– Marco Island, Florida. This relatively new area is at the bottom of Florida’s Gulf Coast. There is a lot of tourism and developments. For people who might get bored there, bustling Naples is just up the road.
– Hawaii. Like they say, the island of Hawaii, the Big Island, is big. It is home to several towns including Hilo on the east coast and – Kailua-Kona on the west. Then there are the other Hawaiian Islands including Oahu, Maui, and Kauai. They are so beautiful you will easily get used to seeing lots of vowels in your place names and local words.
– Sunset Beach, North Carolina. Located on a barrier island in southern North Carolina, this small community has wonderful beaches.
– Martha’s Vineyard, Massachusetts. Favored by many Presidents for family vacations, Martha’s Vineyard offer a laid back and self-contained universe. There are beautiful beaches, farms, and charming little towns. In winter life slows way down, although it isn’t as cold as on the mainland.
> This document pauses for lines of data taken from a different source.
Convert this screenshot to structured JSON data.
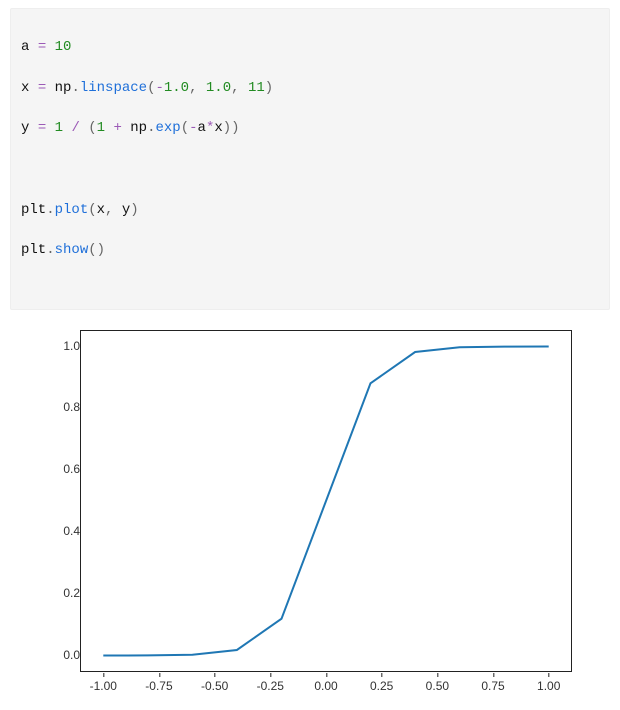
{
  "code": {
    "l1": {
      "v1": "a",
      "op": "=",
      "n1": "10"
    },
    "l2": {
      "v1": "x",
      "op": "=",
      "mod": "np",
      "dot": ".",
      "fn": "linspace",
      "lp": "(",
      "n1": "-1.0",
      "c1": ",",
      "sp": " ",
      "n2": "1.0",
      "c2": ",",
      "n3": "11",
      "rp": ")"
    },
    "l3": {
      "v1": "y",
      "op": "=",
      "n1": "1",
      "div": "/",
      "lp": "(",
      "n2": "1",
      "plus": "+",
      "mod": "np",
      "dot": ".",
      "fn": "exp",
      "lp2": "(",
      "minus": "-",
      "v2": "a",
      "mul": "*",
      "v3": "x",
      "rp2": ")",
      "rp": ")"
    },
    "l5": {
      "mod": "plt",
      "dot": ".",
      "fn": "plot",
      "lp": "(",
      "v1": "x",
      "c1": ",",
      "sp": " ",
      "v2": "y",
      "rp": ")"
    },
    "l6": {
      "mod": "plt",
      "dot": ".",
      "fn": "show",
      "lp": "(",
      "rp": ")"
    }
  },
  "chart_data": {
    "type": "line",
    "x": [
      -1.0,
      -0.8,
      -0.6,
      -0.4,
      -0.2,
      0.0,
      0.2,
      0.4,
      0.6,
      0.8,
      1.0
    ],
    "values": [
      4.54e-05,
      0.000335,
      0.00247,
      0.01799,
      0.1192,
      0.5,
      0.8808,
      0.982,
      0.9975,
      0.99966,
      0.99995
    ],
    "title": "",
    "xlabel": "",
    "ylabel": "",
    "xlim": [
      -1.1,
      1.1
    ],
    "ylim": [
      -0.05,
      1.05
    ],
    "xticks": [
      "-1.00",
      "-0.75",
      "-0.50",
      "-0.25",
      "0.00",
      "0.25",
      "0.50",
      "0.75",
      "1.00"
    ],
    "yticks": [
      "0.0",
      "0.2",
      "0.4",
      "0.6",
      "0.8",
      "1.0"
    ],
    "line_color": "#1f77b4"
  }
}
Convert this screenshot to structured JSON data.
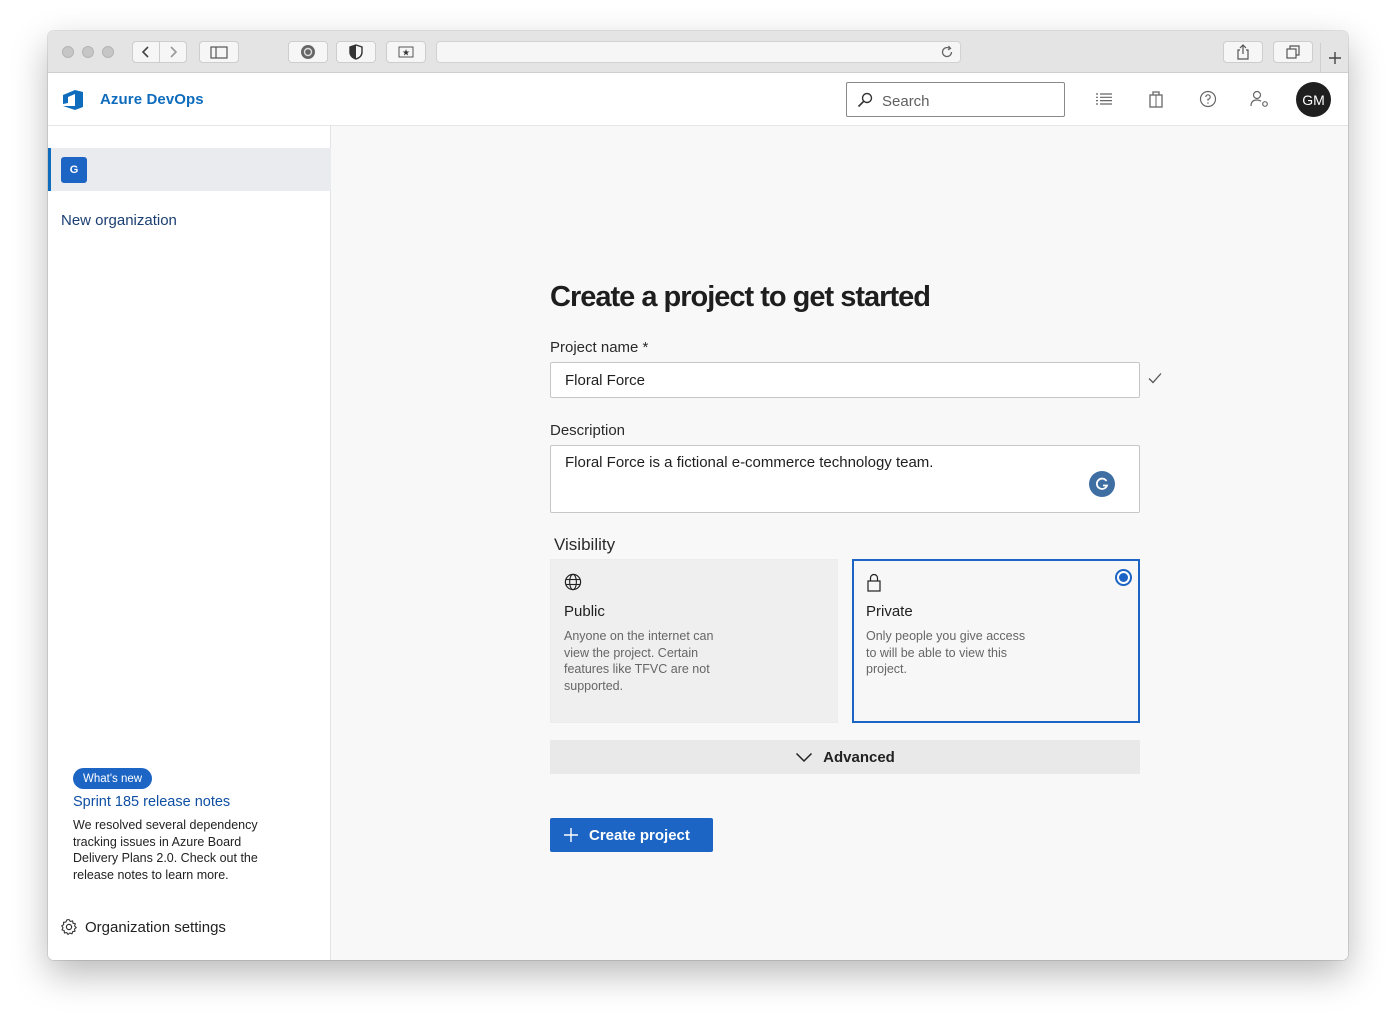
{
  "header": {
    "brand": "Azure DevOps",
    "search_placeholder": "Search",
    "avatar_initials": "GM",
    "accent_color": "#0f6cbd"
  },
  "sidebar": {
    "org_badge": "G",
    "new_org_label": "New organization",
    "whats_new": {
      "badge": "What's new",
      "title": "Sprint 185 release notes",
      "body": "We resolved several dependency tracking issues in Azure Board Delivery Plans 2.0. Check out the release notes to learn more."
    },
    "settings_label": "Organization settings"
  },
  "main": {
    "title": "Create a project to get started",
    "project_name_label": "Project name *",
    "project_name_value": "Floral Force",
    "description_label": "Description",
    "description_value": "Floral Force is a fictional e-commerce technology team.",
    "visibility_label": "Visibility",
    "visibility_options": [
      {
        "title": "Public",
        "description": "Anyone on the internet can view the project. Certain features like TFVC are not supported.",
        "selected": false,
        "icon": "globe-icon"
      },
      {
        "title": "Private",
        "description": "Only people you give access to will be able to view this project.",
        "selected": true,
        "icon": "lock-icon"
      }
    ],
    "advanced_label": "Advanced",
    "create_button_label": "Create project",
    "primary_color": "#1c65c4"
  }
}
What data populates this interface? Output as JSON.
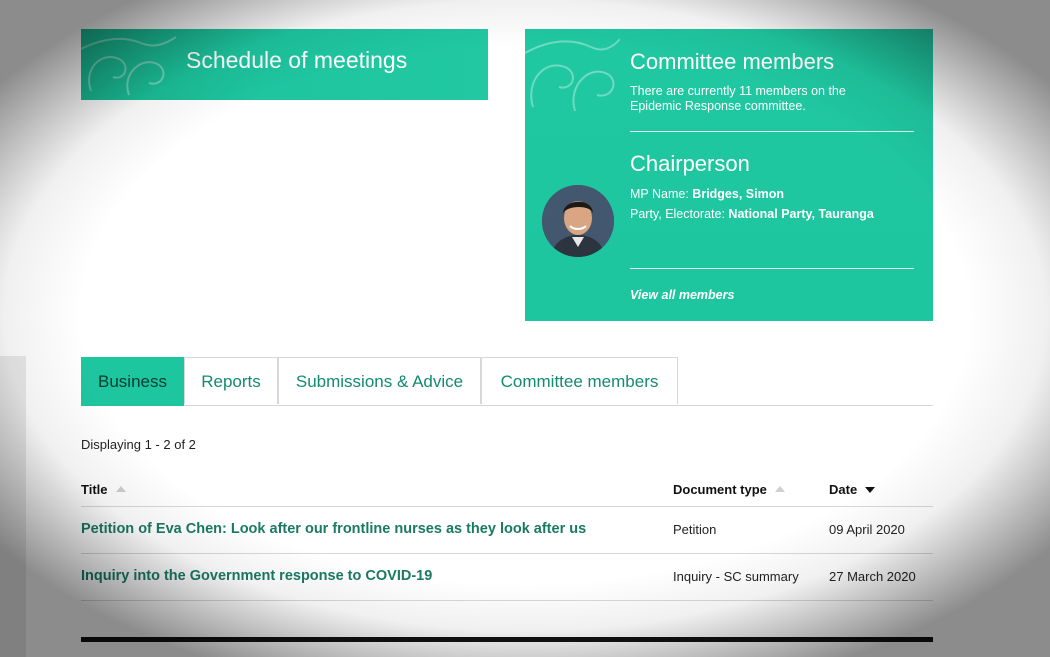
{
  "schedule": {
    "title": "Schedule of meetings"
  },
  "members": {
    "title": "Committee members",
    "description": "There are currently 11 members on the Epidemic Response committee.",
    "chair_heading": "Chairperson",
    "mp_name_label": "MP Name: ",
    "mp_name_value": "Bridges, Simon",
    "party_label": "Party, Electorate: ",
    "party_value": "National Party, Tauranga",
    "view_all": "View all members"
  },
  "tabs": [
    {
      "label": "Business",
      "active": true
    },
    {
      "label": "Reports"
    },
    {
      "label": "Submissions & Advice"
    },
    {
      "label": "Committee members"
    }
  ],
  "listing": {
    "displaying": "Displaying 1 - 2 of 2",
    "columns": {
      "title": "Title",
      "doc_type": "Document type",
      "date": "Date"
    },
    "rows": [
      {
        "title": "Petition of Eva Chen: Look after our frontline nurses as they look after us",
        "type": "Petition",
        "date": "09 April 2020"
      },
      {
        "title": "Inquiry into the Government response to COVID-19",
        "type": "Inquiry - SC summary",
        "date": "27 March 2020"
      }
    ]
  },
  "colors": {
    "accent": "#1ec6a0",
    "link": "#1a7a64",
    "tab_text": "#148a71"
  }
}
The island of Nantucket is nearby, but it is even smaller and more expensive.
10 Best Tropical Islands for Retirement
NextAvenue.org developed this list of the 10 Best Tropical Islands for Retirees. Use this link to find out more about these islands. We think it is a pretty interesting list – in fact we had never heard of most of them before! The author of the article, Park Wilson, is an American expat living in Panama. He has a website, Vivatropical.com, which is definitely worth a look.
Note that some of these islands are referred to as archipelagos, which means a group of islands or a stretch of water containing many islands.
1. Caye Caulker, Belize. A 5 mile long and casual island in the Caribbean off the coast of Belize.
2. Curacao, Dutch Caribbean. Willemstad is the capital, which offers a blend of Dutch culture with Latin spice. Curacao is near the coast of Venezuela.
3. Boca Chica, Panama. NextAvenue describes this Pacific Coast archipelago as an undiscovered and “up and coming” place for expat retirees in the very retirement friendly country of Panama.
4. Roatan, Honduras. One of the Bay Islands, it is on the mesoamerican reef, 2nd largest in the world.
5. Nevis, Lesser Antilles. Next to St. Kitts, and 200 miles from Puerto Rico.
6. Isla Mujeres, Mexico. It’s across the bay from Cancun.
7. San Andres, Colombia. An archipelago off Columbia’s Caribbean coast. The ecosphere is quite interesting.
8. Pearl Islands, Panama. It is about 30 miles from Panama city . Panama has a stable government and uses the US $ as its official currency.
9. Palau, Micronesia. A nation of 250 islands with friendly immigration policies. It is near Indonesia and the Phillipines.
What do you think about an island retirement, tropical or not? Have you had experiences living on an island? Please use the Comments section below to share with your fellow members.